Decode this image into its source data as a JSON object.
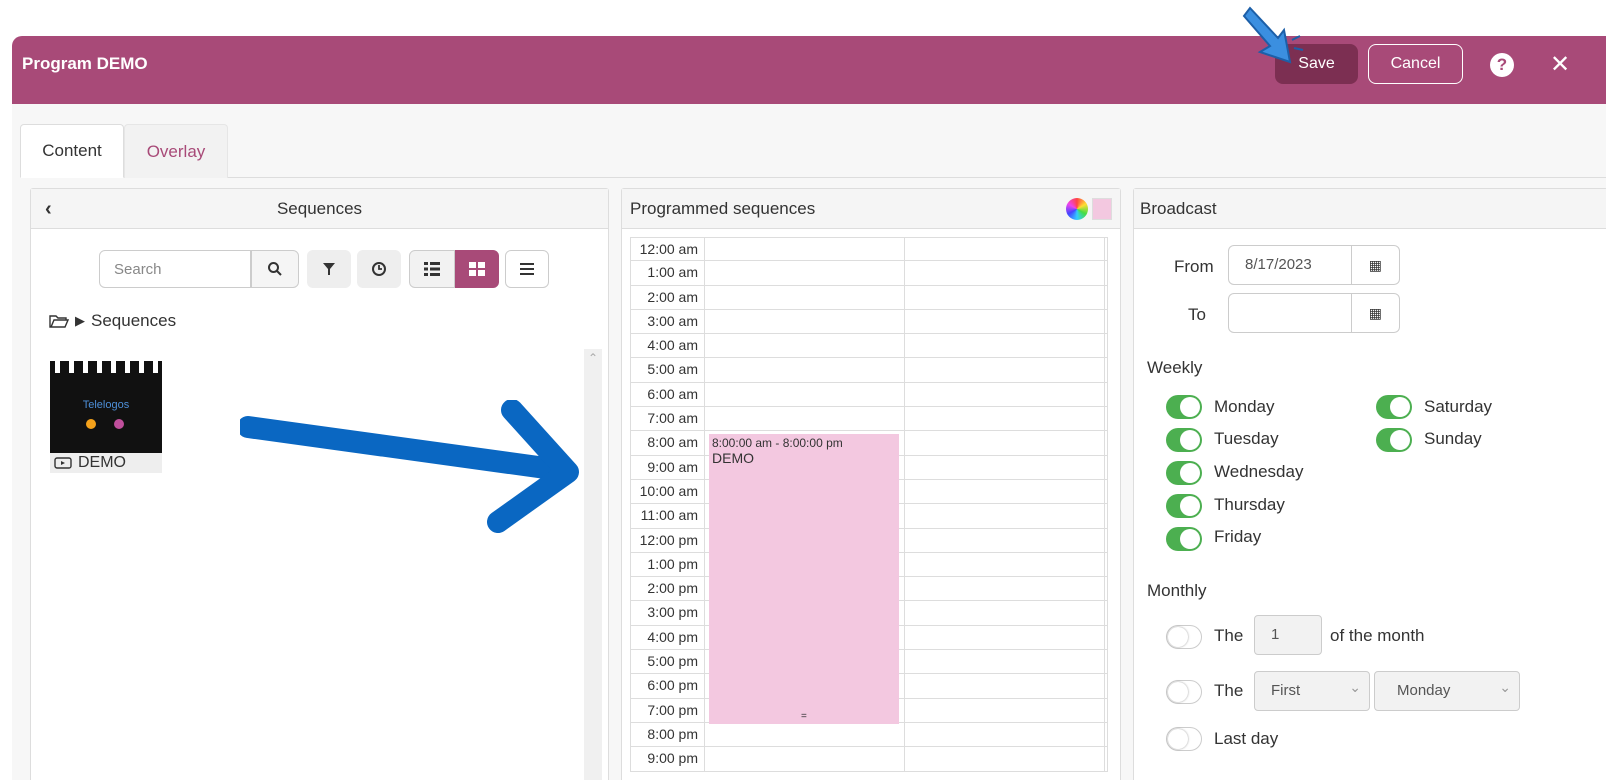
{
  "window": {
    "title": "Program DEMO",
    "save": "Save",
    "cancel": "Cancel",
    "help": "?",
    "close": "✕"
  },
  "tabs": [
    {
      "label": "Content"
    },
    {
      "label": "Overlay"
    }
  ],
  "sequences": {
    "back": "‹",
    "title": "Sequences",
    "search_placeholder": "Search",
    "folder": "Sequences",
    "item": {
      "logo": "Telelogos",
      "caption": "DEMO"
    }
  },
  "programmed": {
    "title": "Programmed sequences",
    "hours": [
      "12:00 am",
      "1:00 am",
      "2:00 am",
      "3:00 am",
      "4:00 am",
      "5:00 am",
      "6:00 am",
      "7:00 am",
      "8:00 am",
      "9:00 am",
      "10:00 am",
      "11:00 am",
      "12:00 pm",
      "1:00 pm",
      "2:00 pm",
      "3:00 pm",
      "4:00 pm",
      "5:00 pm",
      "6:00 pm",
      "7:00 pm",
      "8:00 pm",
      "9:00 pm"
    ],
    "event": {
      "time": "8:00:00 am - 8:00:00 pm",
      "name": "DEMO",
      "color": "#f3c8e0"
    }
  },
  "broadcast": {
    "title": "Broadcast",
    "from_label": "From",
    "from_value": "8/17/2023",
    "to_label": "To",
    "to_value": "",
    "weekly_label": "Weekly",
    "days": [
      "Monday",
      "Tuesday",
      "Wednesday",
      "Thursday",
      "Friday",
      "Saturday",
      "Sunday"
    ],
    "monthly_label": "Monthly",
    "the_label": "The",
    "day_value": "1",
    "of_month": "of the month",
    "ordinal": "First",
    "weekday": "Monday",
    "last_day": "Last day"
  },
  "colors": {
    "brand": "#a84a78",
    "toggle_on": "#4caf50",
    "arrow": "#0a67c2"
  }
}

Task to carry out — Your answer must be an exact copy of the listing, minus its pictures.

Task solution —
Decode this image into its source data as a JSON object.
{
  "window": {
    "title": "Program DEMO",
    "save": "Save",
    "cancel": "Cancel",
    "help": "?",
    "close": "✕"
  },
  "tabs": [
    {
      "label": "Content"
    },
    {
      "label": "Overlay"
    }
  ],
  "sequences": {
    "back": "‹",
    "title": "Sequences",
    "search_placeholder": "Search",
    "folder": "Sequences",
    "item": {
      "logo": "Telelogos",
      "caption": "DEMO"
    }
  },
  "programmed": {
    "title": "Programmed sequences",
    "hours": [
      "12:00 am",
      "1:00 am",
      "2:00 am",
      "3:00 am",
      "4:00 am",
      "5:00 am",
      "6:00 am",
      "7:00 am",
      "8:00 am",
      "9:00 am",
      "10:00 am",
      "11:00 am",
      "12:00 pm",
      "1:00 pm",
      "2:00 pm",
      "3:00 pm",
      "4:00 pm",
      "5:00 pm",
      "6:00 pm",
      "7:00 pm",
      "8:00 pm",
      "9:00 pm"
    ],
    "event": {
      "time": "8:00:00 am - 8:00:00 pm",
      "name": "DEMO",
      "color": "#f3c8e0"
    }
  },
  "broadcast": {
    "title": "Broadcast",
    "from_label": "From",
    "from_value": "8/17/2023",
    "to_label": "To",
    "to_value": "",
    "weekly_label": "Weekly",
    "days": [
      "Monday",
      "Tuesday",
      "Wednesday",
      "Thursday",
      "Friday",
      "Saturday",
      "Sunday"
    ],
    "monthly_label": "Monthly",
    "the_label": "The",
    "day_value": "1",
    "of_month": "of the month",
    "ordinal": "First",
    "weekday": "Monday",
    "last_day": "Last day"
  },
  "colors": {
    "brand": "#a84a78",
    "toggle_on": "#4caf50",
    "arrow": "#0a67c2"
  }
}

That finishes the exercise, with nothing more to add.